Steeped in tradition, the festival is a time to reflect, and to honour and give thanks to our forefathers. In many regions, the day culminates in a large feast to which the whole family is invited, and in that sense it is as much about connecting with the living family as it is with respecting the departed.
While the responsibility still falls to the eldest son, the whole family participates in this festival, which is also associated with going outdoors, enjoying springtime, courtship, flying kites, and planting trees.
Weeds are removed, the grass cut, and the tomb cleaned, swept or painted. These preparations are undertaken before the offerings are made.
Two candles are lit and placed at the foot of the tomb (representing the balance of the ying and the yang). Homage to the ancestors is given by family members present, in order of seniority, by respectfully bowing three times while holding lighted joss sticks in the right fist cupped in the left hand at chest height.
The act of burning items such as the 'hell' money makes them available to the ancestors on the other side, so in some countries people will burn elaborate paper models of houses, cars, computers, TVs, etc, as well. Burning incense (sow heong) is believed to nourish the spirits.
My family, I must admit, do not follow these traditions to the fullest. We don't always carry food, nor do we burn paper models of cars, houses, etc. But we always carry flowers and burn imitation money (like zillions of dollars).
We try to involve every member of the family, even babies as the accompanying photo shows.
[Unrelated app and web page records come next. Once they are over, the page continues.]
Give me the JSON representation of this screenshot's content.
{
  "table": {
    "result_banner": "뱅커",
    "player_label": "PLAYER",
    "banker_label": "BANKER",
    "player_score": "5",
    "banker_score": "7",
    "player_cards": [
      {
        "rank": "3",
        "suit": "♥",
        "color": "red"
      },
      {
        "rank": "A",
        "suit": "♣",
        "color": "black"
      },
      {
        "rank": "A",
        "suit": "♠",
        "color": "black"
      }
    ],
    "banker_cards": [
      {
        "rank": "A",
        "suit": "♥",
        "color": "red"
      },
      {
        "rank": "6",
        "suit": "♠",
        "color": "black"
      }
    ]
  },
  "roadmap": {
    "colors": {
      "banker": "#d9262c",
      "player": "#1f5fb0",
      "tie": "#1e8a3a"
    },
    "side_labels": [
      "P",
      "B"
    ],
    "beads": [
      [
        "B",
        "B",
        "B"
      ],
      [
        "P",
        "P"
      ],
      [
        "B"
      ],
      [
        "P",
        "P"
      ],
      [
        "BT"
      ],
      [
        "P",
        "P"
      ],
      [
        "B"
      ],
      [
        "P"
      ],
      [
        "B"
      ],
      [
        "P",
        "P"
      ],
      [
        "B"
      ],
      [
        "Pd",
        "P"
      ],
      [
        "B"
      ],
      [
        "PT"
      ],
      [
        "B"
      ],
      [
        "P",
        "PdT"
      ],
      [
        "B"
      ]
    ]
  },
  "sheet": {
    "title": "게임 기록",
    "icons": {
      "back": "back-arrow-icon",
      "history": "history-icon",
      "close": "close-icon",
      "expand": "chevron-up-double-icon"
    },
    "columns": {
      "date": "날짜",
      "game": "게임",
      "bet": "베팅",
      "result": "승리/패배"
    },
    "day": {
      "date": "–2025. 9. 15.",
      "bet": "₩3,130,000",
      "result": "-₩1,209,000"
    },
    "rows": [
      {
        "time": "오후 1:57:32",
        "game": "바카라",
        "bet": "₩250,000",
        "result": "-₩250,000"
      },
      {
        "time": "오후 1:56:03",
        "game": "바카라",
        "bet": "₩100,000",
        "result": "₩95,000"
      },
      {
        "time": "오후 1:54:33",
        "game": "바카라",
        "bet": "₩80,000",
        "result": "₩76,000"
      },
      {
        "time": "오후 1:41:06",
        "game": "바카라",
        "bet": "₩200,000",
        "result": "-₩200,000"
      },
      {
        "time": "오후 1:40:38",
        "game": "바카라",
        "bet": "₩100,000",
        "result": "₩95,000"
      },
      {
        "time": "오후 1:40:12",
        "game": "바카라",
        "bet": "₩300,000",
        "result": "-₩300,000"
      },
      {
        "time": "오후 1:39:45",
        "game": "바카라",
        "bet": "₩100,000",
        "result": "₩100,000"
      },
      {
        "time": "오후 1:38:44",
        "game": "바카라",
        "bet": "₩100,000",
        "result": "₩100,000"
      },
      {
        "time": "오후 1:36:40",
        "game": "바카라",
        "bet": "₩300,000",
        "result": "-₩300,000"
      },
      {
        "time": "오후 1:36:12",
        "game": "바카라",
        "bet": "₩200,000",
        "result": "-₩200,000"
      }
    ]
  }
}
We, and most other Chinese Jamaican, have combined ancient traditions with local religious practices. For instance, my family prays the 'Our Father', the 'Hail Mary' and the 'Glory be' prayer (Gloria Patri) at each grave site visited.
During the 1970s, the Jamaican Chinese population was significantly reduced because of the high migration in that period. The Chinese Cemetery fell into disrepair and ruination, and although Gah San was observed, the only maintenance to the property was a token 'bushing out' for this event.
Fundraising for the restoration of the Chinese Cemetery began in 2003. Over the past 13 years, the Chinese Benevolent Association (CBA) from which most of the above narrative is taken has been doing yeoman's work in restoring the cemetery to reflect its true historical significance.
This required rebuilding the front entrance (designed by architect Clifton Yap), reconstructing the front and perimeter walls around this 101/2-acre Waltham Park Road property, and performing general and regular maintenance.
This daunting task was carried out by a few dedicated members of the Restoration Committee led by Chairman Robert Lee.
At this year's annual Gah San, which was supervised by the CBA, the newly restored cemetery was a joy to all who attended, giving pride to their Chinese heritage and honouring the more than 3,200 persons (not all Chinese) interred there.